through reading books or studying theology, but from personal experience.
John Pridmore was like the first son in Jesus’ parable; in his early life was said no to work in the vineyard but then underwent a conversion, came to know Jesus, and said yes to work in the vineyard. Do you know Jesus or do you only know about Jesus? Pridmore wrote,
When I was with the Franciscan Friars of the Renewal in the South Bronx, Father Bernard told me about the time he went to work with some poor people in a village in the mountains of northern America. He was deeply impressed by one old man who, despite having no running water, no electricity and little food, was so joyful.
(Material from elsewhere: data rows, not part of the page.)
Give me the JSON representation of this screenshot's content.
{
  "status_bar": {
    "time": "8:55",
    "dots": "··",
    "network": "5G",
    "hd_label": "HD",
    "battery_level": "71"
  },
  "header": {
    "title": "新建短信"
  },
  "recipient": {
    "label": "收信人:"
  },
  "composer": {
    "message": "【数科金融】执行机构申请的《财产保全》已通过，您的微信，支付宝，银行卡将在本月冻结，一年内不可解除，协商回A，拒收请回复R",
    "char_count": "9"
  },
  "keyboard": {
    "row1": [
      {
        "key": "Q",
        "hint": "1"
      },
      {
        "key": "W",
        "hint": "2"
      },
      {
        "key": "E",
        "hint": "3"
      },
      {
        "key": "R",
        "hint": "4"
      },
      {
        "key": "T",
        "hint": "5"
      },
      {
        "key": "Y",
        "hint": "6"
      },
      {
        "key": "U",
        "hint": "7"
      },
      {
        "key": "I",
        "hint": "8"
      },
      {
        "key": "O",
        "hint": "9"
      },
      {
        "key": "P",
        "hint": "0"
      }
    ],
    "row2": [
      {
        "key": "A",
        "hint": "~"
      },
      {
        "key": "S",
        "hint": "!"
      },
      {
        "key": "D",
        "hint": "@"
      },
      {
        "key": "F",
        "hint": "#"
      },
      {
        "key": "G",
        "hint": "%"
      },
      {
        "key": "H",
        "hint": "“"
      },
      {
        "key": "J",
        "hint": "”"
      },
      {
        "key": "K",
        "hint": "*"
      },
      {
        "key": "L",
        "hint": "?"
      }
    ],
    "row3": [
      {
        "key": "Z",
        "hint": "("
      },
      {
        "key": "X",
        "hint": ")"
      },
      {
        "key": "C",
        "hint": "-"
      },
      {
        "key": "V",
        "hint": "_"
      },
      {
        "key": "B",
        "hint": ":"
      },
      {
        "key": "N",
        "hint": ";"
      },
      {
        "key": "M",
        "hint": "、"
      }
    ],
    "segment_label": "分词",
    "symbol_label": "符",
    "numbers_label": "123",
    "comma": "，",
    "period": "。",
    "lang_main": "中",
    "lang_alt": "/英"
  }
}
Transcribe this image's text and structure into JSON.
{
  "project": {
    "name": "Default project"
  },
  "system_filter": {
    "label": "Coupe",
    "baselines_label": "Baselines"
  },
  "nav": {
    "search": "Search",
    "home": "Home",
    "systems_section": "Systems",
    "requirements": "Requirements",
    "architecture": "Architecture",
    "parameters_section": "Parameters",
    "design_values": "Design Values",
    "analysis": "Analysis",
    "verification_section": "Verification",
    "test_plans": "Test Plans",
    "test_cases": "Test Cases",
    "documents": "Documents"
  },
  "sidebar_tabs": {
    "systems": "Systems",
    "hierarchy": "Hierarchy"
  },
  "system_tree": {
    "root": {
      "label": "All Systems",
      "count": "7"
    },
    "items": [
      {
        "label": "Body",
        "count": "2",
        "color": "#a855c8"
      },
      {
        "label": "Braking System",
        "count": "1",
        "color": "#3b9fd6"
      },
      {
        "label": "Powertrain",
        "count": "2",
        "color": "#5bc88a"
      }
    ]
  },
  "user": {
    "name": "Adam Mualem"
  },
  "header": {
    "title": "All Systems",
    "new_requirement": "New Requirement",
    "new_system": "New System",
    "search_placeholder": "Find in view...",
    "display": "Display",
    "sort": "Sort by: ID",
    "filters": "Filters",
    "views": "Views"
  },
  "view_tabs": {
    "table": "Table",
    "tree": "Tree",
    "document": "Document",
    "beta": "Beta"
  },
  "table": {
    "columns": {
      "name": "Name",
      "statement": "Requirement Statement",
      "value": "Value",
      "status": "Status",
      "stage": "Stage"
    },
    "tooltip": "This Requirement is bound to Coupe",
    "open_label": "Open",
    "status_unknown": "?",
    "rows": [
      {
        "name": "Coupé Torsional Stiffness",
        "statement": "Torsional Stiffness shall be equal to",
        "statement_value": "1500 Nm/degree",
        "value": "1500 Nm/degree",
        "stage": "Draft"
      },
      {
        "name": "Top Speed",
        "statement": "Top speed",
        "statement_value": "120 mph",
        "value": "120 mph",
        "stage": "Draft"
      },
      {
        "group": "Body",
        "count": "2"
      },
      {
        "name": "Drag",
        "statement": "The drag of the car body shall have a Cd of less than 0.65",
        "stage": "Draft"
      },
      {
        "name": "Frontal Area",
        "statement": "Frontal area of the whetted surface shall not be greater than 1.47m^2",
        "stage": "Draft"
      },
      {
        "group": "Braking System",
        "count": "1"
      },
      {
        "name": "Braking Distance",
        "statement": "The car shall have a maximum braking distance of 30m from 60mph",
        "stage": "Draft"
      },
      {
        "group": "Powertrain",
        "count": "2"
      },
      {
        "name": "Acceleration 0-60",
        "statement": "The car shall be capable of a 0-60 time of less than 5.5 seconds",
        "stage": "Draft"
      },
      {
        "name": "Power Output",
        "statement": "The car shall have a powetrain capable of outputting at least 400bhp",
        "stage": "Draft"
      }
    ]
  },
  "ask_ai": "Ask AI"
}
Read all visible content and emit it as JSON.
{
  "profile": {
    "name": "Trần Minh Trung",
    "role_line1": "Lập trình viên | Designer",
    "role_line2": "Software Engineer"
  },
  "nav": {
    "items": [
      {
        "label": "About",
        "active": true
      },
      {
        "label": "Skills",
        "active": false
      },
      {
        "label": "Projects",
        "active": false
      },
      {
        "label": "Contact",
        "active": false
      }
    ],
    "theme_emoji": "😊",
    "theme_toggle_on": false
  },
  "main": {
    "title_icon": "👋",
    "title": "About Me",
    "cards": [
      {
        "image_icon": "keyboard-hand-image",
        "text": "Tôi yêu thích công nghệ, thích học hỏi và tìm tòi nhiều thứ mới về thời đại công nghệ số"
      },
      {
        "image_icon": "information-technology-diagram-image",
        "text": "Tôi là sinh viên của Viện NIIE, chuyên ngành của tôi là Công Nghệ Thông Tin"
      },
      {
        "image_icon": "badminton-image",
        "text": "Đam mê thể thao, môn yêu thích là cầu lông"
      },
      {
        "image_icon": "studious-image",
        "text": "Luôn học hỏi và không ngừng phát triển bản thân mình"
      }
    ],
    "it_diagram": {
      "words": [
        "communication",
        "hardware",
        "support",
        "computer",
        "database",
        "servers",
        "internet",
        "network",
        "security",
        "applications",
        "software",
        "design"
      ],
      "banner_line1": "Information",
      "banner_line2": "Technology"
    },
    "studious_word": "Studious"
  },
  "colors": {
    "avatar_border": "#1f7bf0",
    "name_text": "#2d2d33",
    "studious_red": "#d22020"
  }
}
‘How come you’re so happy when you have so little?’ asked Father Bernard.
‘Because I know Jesus,’ replied the old man.
‘But I know Jesus as well.’
‘No. You might know about Jesus in your head, but not
in your heart.’
Do you know Jesus or do you only know about Jesus? If we only know about Jesus while those who were drug addicts, alcoholics, gang members, sex addicts, have converted and know Jesus personally then surely Jesus can say they are making their way into the kingdom of God before us. Do you only know about Jesus or do you know Jesus in your heart? Have you met Jesus? If not, tell him you want to meet him.
More homilies for the Twenty-Sixth Sunday Year A
Related Homilies: first reading Decide to overcome sin
second reading: having the same attitude as Christ
Stories about conversion